Naturally, the music is its core. The impressive songs and compositions stem from original writer/playwright Riley Thomas (By the Book) with support from arranger Ben Maughan and Tim Young as the composer and music supervisor. Through choreography from Shannon Lewis, each performer is granted standout opportunities to chant their side. The editing team of Elisa Cohen, Lucy Donaldson, and Jimmy Hill worked with music mixer Chris Arias to merge these layers together quite effectively. You know Ashanti was going to blow her number (“Make it Better”) away, but the other cast members really impressive with their own talent, especially Canonico and Cho. When all six are combined as an ensemble for two songs (“Stuck” and “Try”), you’re going to have to hold down the proverbial doors from being blown off.
Beyond this artistic commitment and creative blend of genres, the messages of Stuck win over. The journey of swirling discomfort, anger, sadness, and confusion that all force camaraderie within these demographic microcosms to become less judgmental people is one very much worth following with our own audience steps.
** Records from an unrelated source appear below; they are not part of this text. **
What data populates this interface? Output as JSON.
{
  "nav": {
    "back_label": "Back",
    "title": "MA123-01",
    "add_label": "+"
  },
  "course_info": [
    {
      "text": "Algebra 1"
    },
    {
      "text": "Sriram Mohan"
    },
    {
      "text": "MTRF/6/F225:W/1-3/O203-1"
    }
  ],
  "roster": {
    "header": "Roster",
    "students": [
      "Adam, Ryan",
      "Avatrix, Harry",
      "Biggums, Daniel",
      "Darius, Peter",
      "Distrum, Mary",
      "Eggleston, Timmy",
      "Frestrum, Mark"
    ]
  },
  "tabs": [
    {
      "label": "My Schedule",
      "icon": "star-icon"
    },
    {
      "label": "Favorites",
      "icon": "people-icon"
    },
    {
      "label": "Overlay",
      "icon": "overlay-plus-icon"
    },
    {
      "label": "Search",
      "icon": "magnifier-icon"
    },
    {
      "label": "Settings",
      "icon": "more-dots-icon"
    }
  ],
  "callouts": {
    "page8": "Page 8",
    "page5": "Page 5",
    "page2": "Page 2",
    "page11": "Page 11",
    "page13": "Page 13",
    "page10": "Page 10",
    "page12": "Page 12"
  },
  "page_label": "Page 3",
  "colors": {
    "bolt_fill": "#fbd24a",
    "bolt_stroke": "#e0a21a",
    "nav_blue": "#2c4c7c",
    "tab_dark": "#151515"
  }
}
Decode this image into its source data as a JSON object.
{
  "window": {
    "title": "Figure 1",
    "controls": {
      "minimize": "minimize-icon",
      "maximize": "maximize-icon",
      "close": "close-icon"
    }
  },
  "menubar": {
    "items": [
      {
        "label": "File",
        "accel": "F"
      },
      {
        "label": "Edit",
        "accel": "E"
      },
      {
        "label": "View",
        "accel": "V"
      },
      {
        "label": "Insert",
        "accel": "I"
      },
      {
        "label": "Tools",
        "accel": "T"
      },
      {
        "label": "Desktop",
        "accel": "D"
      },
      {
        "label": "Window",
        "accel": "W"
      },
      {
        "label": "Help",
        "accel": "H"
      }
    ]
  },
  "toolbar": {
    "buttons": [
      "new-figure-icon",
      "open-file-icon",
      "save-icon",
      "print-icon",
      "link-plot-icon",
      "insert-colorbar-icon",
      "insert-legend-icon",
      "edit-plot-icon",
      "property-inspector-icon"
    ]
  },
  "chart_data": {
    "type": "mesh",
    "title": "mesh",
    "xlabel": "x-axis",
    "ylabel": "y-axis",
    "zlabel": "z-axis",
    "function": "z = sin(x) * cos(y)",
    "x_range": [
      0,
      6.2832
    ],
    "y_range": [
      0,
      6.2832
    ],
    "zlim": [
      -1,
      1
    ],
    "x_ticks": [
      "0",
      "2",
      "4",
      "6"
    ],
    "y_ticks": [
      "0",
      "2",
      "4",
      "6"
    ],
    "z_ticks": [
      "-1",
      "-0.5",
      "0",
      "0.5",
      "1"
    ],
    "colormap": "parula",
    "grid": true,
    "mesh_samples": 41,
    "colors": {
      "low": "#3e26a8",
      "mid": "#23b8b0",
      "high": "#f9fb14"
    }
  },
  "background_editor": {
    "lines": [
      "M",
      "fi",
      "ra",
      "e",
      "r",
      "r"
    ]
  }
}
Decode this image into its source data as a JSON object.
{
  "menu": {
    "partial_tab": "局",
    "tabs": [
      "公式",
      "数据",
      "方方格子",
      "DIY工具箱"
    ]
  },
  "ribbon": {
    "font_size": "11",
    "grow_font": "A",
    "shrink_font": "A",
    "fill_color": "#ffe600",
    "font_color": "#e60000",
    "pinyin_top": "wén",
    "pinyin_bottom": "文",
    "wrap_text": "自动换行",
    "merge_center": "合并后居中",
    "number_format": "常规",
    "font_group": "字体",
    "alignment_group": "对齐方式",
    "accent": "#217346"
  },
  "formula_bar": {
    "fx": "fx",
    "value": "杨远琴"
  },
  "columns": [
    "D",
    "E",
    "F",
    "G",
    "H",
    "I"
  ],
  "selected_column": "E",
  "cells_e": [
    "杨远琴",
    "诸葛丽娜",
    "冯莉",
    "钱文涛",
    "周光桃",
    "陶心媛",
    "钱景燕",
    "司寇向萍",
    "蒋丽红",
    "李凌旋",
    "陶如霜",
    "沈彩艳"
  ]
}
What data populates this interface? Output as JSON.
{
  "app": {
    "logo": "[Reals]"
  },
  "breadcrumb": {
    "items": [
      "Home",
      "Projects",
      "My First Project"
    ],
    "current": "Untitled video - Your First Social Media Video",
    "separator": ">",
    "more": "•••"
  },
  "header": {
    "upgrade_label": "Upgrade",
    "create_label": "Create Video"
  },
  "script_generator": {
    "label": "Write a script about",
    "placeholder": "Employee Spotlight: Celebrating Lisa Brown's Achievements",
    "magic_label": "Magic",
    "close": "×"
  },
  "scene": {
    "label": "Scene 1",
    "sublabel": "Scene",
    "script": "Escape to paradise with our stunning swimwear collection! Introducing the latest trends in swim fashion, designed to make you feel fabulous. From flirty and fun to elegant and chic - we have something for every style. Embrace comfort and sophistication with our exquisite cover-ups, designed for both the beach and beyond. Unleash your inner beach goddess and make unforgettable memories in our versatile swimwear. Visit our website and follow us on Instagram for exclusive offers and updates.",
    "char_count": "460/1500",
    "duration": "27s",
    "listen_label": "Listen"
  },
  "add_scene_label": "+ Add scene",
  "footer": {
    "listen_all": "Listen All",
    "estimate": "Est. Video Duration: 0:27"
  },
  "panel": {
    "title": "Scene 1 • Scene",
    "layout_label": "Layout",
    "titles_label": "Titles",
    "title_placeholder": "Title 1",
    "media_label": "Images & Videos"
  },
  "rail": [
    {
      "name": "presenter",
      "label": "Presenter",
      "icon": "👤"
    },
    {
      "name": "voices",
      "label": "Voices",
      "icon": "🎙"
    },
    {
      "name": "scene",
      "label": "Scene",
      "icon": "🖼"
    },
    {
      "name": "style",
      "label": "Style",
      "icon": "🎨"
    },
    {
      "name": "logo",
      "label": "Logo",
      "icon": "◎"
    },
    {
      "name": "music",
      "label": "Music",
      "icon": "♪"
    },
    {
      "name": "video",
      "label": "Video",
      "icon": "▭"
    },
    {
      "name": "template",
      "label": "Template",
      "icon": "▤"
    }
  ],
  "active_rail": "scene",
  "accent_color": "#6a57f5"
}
When they sing to each other, they sing to us. What they sing about speaks about all of us. That’s powerful stuff.